You should disclose the fact that you are seeing additional employers in the area for callbacks to the law firm paying for the trip. They do not find these disclosures odd or indicative of your level of interest in their firm. They expect qualified candidates to be interviewing with multiple employers and it is common industry practice to share expenses in these situations. If they learn of your other interviews from a source other than you, they may question your integrity.
Provide the names of all the additional firms you will be interviewing with to the firm(s) paying for your trip. They seldom have a problem with arrangements of this kind, but they may ask any other firms you are seeing to contribute to the cost of your travel. Large firms which are paying for your travel directly may also prepare any paperwork necessary to divide the costs of your trip among other employers you visited on the same trip. The host firm will reimburse you for any out-of-pocket expenses and later settle accounts with the other firms you visited. If you are splitting expenses among several employers and they do not offer to do the paperwork for you, prorate your expenses and send a letter to each employer listing its share. The NALP form addresses expense-splitting among multiple firms.
This is not a problem, but you may only ask the employer to cover expenses they would pay if you were not spending additional time in the area.
We advise that you do not ask potential employers to pay for this; while it is sometimes done in recruiting practicing attorneys, employers do not usually pay travel costs for students’ spouses or significant others.

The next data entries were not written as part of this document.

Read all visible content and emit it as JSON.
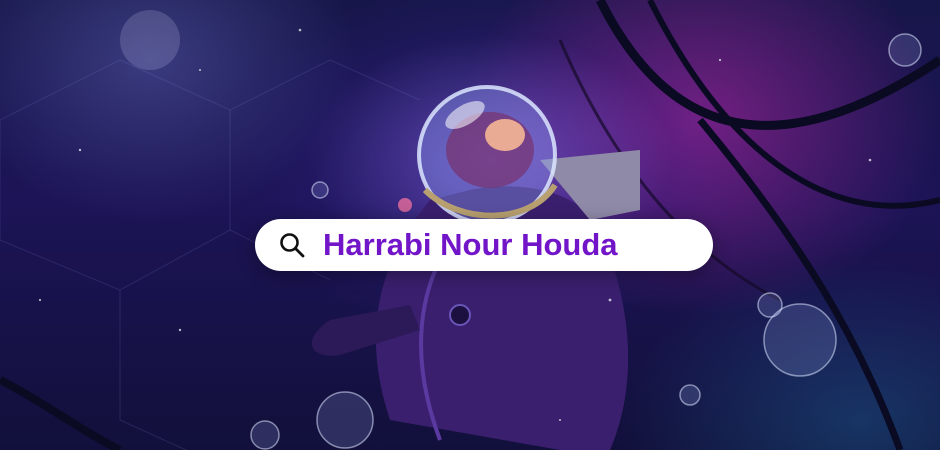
{
  "background": {
    "description_icon": "astronaut-space-scene",
    "colors": {
      "deep_navy": "#17164a",
      "violet_glow": "#9670ff",
      "magenta_glow": "#be28aa"
    }
  },
  "search": {
    "value": "Harrabi Nour Houda",
    "icon": "search-icon",
    "text_color": "#7214c8",
    "bar_color": "#ffffff"
  }
}
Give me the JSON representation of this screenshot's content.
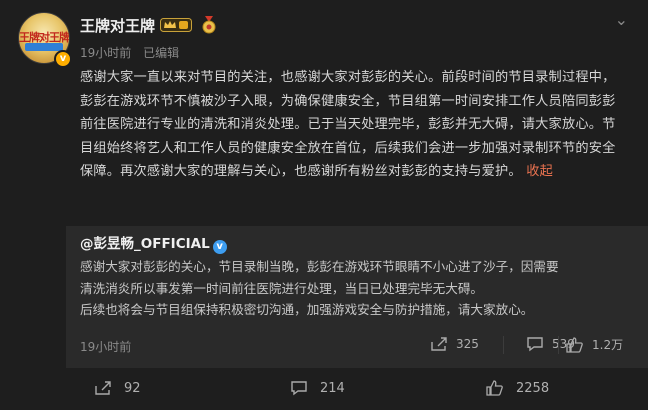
{
  "post": {
    "author": "王牌对王牌",
    "crown_icon": "crown-level-badge-icon",
    "medal_icon": "medal-icon",
    "meta": {
      "time": "19小时前",
      "edited": "已编辑"
    },
    "text": "感谢大家一直以来对节目的关注，也感谢大家对彭彭的关心。前段时间的节目录制过程中，彭彭在游戏环节不慎被沙子入眼，为确保健康安全，节目组第一时间安排工作人员陪同彭彭前往医院进行专业的清洗和消炎处理。已于当天处理完毕，彭彭并无大碍，请大家放心。节目组始终将艺人和工作人员的健康安全放在首位，后续我们会进一步加强对录制环节的安全保障。再次感谢大家的理解与关心，也感谢所有粉丝对彭彭的支持与爱护。",
    "collapse_label": "收起"
  },
  "repost": {
    "user": "@彭昱畅_OFFICIAL",
    "line1": "感谢大家对彭彭的关心，节目录制当晚，彭彭在游戏环节眼睛不小心进了沙子，因需要",
    "line2": "清洗消炎所以事发第一时间前往医院进行处理，当日已处理完毕无大碍。",
    "line3": "后续也将会与节目组保持积极密切沟通，加强游戏安全与防护措施，请大家放心。",
    "time": "19小时前",
    "shares": "325",
    "comments": "539",
    "likes": "1.2万"
  },
  "footer": {
    "shares": "92",
    "comments": "214",
    "likes": "2258"
  },
  "colors": {
    "background": "#1e1e1e",
    "repost_background": "#2a2a2a",
    "accent_link": "#eb7350",
    "verified_gold": "#ffae00",
    "verified_blue": "#3d9df0"
  }
}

You are, of course, responsible for making travel and reimbursement arrangements for your callback interviews. However, if you have difficulty getting reimbursed, or other issues arise, contact the CDO; we may be able to help you communicate more effectively with the firm, or provide other guidance.